* WHAT YOU WILL DO:
Go over the data below and say how many lines hold the word "this". Only the number is needed.

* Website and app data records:
· · ·
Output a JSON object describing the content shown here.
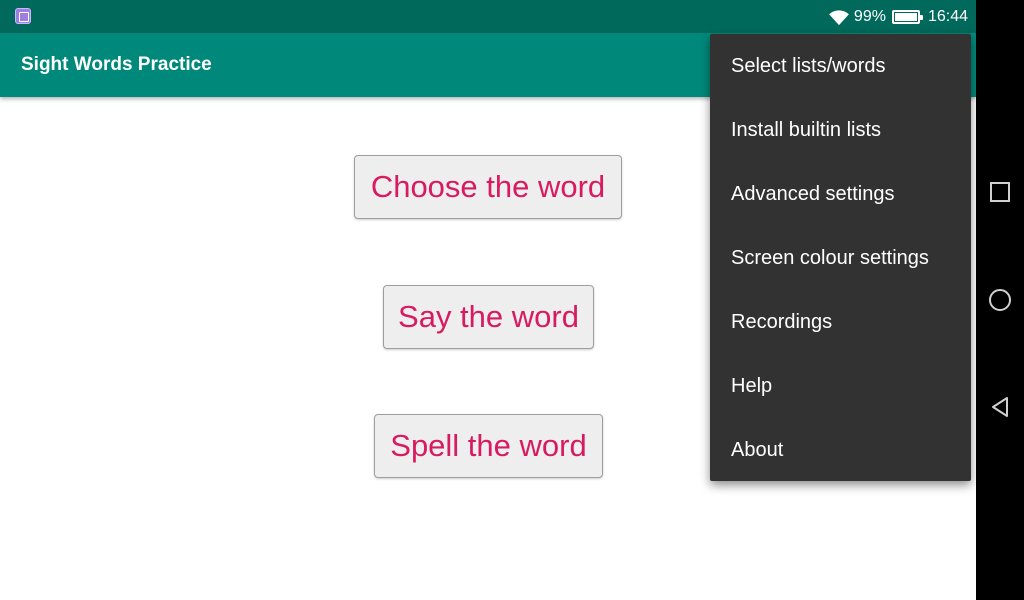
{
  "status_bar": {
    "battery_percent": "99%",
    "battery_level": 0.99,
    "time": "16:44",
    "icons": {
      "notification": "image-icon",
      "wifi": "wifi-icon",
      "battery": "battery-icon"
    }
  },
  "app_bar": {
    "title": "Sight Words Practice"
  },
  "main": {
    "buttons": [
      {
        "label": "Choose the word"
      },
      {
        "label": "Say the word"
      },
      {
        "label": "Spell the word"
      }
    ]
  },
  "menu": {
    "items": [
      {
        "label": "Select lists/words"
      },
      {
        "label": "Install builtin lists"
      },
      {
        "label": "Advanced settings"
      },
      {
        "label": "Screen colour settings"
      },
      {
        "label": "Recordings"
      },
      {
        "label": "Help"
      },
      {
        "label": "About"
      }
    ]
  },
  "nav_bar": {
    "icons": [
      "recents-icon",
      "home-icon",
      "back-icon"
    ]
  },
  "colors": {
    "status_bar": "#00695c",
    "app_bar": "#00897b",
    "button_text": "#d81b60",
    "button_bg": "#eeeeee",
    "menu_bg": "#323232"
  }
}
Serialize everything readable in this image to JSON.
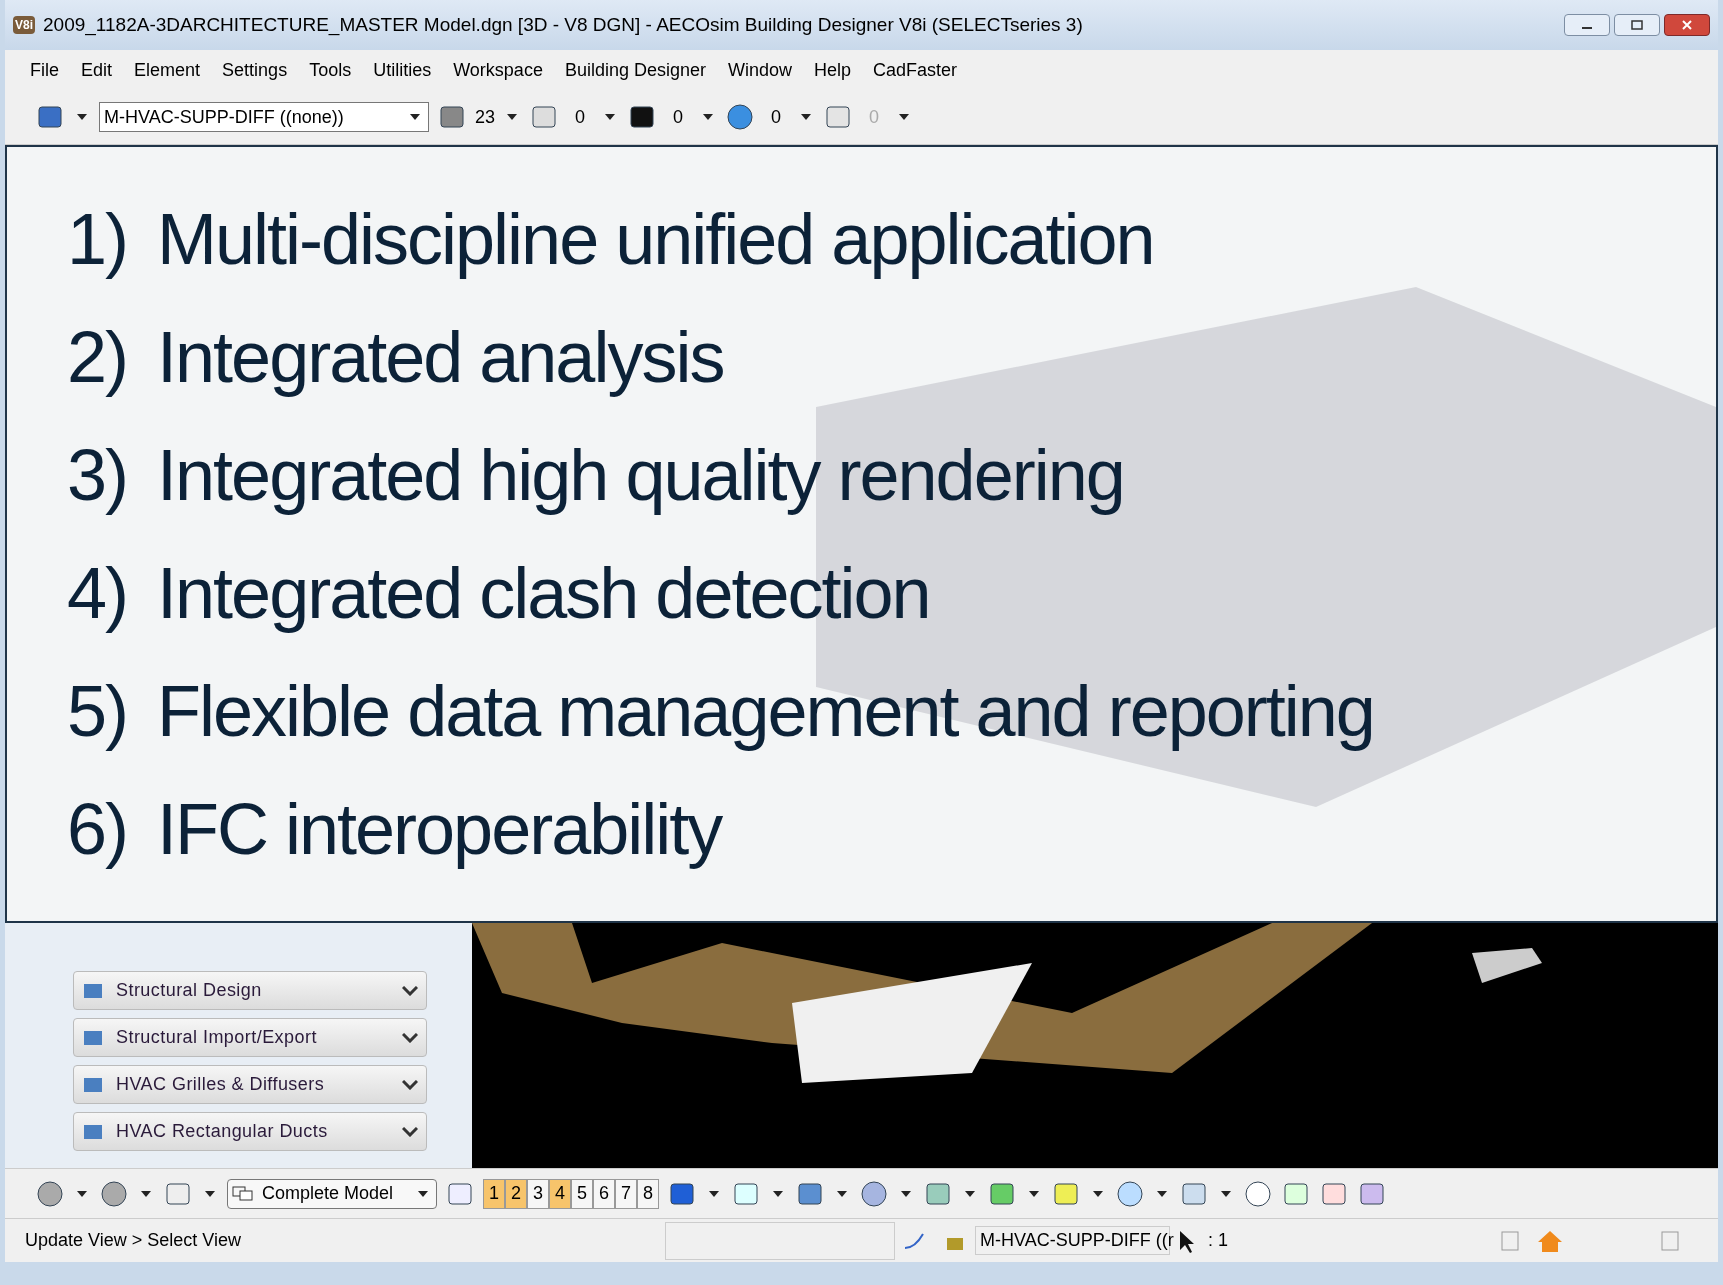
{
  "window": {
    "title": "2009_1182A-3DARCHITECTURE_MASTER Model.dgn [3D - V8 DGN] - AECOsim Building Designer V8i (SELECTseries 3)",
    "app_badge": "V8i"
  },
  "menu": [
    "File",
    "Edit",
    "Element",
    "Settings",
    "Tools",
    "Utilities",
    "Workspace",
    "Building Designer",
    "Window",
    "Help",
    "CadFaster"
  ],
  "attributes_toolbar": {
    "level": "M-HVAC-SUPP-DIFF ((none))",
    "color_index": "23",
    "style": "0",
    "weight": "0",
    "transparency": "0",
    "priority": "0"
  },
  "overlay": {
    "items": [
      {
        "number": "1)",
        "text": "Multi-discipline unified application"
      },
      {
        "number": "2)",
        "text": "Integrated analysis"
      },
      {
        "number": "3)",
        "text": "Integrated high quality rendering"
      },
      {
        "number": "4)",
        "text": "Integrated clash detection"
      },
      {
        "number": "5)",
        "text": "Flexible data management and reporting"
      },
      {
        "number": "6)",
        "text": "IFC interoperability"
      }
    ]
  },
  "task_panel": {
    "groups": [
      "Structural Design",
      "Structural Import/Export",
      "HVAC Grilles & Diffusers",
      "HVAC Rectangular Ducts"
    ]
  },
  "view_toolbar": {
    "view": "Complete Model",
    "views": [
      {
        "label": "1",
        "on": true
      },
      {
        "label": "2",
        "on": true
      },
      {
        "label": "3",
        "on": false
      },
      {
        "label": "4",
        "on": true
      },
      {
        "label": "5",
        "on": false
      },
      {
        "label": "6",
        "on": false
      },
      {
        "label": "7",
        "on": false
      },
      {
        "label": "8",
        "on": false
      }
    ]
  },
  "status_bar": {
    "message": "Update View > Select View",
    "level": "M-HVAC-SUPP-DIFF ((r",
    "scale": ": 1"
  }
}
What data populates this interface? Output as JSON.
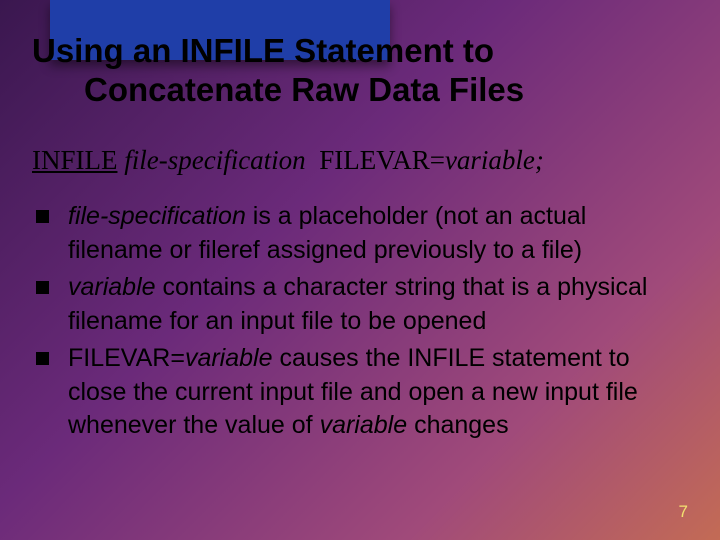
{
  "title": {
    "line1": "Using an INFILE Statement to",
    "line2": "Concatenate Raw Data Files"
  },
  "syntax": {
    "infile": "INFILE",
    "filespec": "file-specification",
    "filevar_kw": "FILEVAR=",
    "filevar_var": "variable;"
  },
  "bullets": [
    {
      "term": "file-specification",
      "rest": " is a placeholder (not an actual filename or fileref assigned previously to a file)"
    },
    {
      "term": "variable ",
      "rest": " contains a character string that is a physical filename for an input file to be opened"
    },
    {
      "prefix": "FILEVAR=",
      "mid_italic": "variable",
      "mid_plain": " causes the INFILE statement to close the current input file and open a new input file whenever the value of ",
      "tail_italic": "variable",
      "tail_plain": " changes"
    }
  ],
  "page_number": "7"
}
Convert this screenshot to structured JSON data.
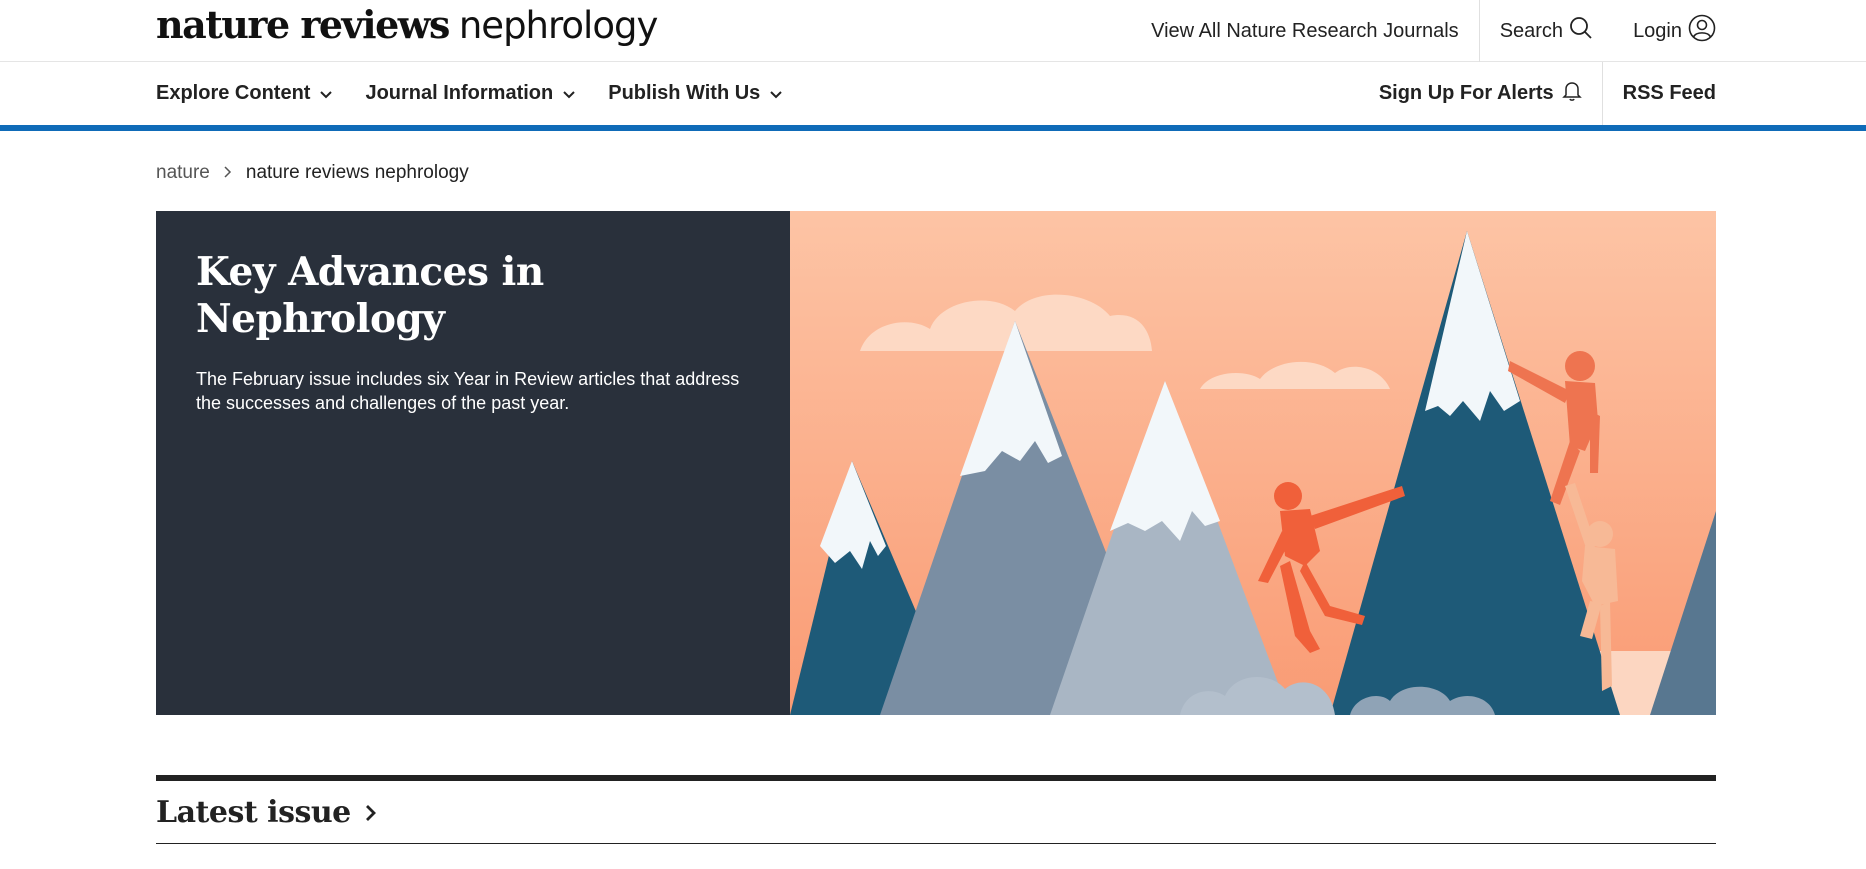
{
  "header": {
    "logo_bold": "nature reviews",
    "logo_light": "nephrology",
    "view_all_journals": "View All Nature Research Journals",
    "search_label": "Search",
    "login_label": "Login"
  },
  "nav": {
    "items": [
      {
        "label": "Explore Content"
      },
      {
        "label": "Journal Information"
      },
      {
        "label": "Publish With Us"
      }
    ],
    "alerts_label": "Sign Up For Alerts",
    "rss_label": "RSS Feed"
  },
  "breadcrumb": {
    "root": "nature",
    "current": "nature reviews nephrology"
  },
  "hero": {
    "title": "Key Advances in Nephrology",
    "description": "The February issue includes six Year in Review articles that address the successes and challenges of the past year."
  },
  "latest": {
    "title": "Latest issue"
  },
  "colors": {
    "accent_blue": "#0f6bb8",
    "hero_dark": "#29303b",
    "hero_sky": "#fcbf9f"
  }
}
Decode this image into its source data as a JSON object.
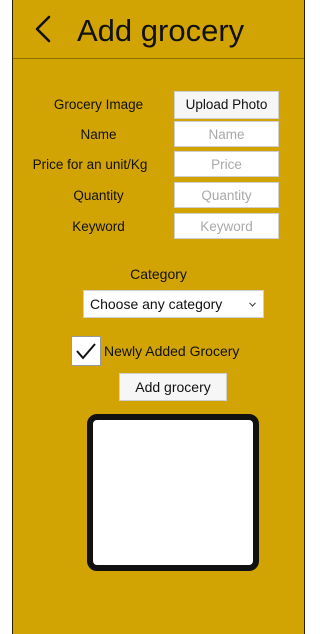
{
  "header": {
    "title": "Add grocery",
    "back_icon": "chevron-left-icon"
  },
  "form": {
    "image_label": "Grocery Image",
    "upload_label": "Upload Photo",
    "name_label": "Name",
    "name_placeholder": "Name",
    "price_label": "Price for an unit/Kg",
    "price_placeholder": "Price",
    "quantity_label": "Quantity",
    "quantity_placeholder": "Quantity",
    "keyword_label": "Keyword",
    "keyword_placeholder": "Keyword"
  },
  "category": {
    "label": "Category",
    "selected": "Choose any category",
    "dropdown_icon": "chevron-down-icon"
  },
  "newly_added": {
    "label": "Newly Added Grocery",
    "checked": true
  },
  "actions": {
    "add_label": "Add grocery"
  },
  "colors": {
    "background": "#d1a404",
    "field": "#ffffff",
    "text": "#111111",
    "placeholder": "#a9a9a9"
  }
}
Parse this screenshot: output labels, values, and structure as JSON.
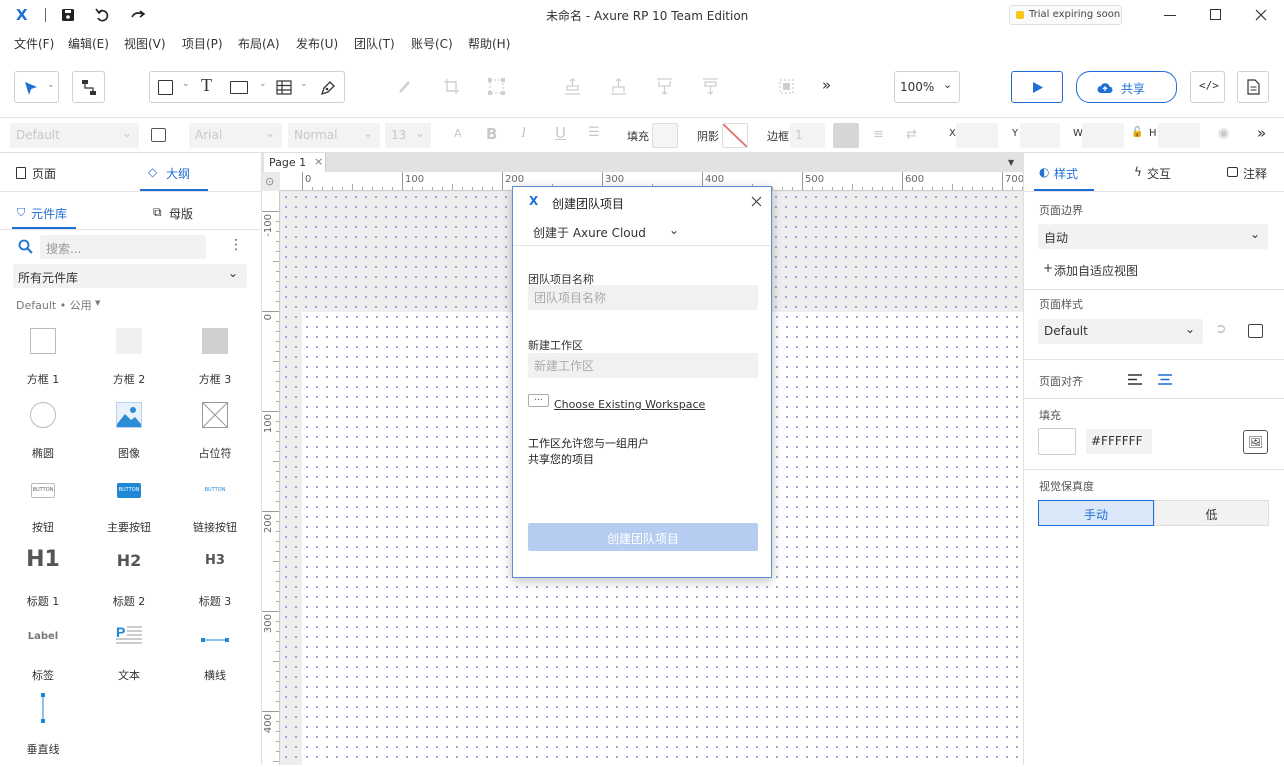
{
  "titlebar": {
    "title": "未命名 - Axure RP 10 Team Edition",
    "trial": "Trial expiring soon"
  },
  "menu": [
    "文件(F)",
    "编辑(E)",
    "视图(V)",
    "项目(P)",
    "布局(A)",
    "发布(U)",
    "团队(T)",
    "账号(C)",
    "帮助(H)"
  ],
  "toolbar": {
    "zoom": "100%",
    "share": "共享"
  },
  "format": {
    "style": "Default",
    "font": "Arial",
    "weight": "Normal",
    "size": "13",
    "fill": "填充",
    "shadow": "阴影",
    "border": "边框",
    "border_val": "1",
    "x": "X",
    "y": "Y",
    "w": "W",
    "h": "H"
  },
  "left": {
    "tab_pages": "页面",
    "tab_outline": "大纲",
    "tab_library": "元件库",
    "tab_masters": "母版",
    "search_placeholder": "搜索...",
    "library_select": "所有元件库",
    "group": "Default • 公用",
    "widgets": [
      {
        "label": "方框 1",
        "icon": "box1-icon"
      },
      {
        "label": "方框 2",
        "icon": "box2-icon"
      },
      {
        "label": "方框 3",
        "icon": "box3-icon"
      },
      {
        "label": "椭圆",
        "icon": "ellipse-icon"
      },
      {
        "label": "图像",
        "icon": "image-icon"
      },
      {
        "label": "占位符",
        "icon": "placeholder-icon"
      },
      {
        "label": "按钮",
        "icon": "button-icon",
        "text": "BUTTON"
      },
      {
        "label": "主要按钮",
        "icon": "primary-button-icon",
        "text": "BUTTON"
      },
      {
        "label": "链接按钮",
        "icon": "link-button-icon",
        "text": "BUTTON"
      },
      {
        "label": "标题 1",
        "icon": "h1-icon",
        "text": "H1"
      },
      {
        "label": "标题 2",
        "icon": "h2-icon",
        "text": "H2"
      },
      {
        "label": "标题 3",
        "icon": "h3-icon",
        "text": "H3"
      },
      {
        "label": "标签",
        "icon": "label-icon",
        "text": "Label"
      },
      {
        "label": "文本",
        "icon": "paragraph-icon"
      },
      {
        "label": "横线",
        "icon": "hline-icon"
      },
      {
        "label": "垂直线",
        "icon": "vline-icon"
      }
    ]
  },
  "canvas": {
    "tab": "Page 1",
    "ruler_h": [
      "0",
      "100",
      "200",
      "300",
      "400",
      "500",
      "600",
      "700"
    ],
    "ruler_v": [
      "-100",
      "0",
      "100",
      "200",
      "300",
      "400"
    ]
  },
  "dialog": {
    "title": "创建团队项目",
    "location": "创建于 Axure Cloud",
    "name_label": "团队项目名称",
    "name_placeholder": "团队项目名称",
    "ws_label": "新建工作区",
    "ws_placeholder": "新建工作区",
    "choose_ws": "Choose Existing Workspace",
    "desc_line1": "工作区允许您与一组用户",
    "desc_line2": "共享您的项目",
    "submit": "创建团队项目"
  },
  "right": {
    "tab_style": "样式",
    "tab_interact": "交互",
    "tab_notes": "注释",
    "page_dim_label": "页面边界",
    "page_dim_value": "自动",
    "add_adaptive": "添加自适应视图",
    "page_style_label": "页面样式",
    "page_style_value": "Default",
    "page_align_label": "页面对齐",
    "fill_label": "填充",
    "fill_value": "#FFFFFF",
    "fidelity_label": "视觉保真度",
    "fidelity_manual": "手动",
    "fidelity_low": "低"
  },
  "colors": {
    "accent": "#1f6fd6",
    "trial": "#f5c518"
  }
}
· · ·
* SOLUTION:
5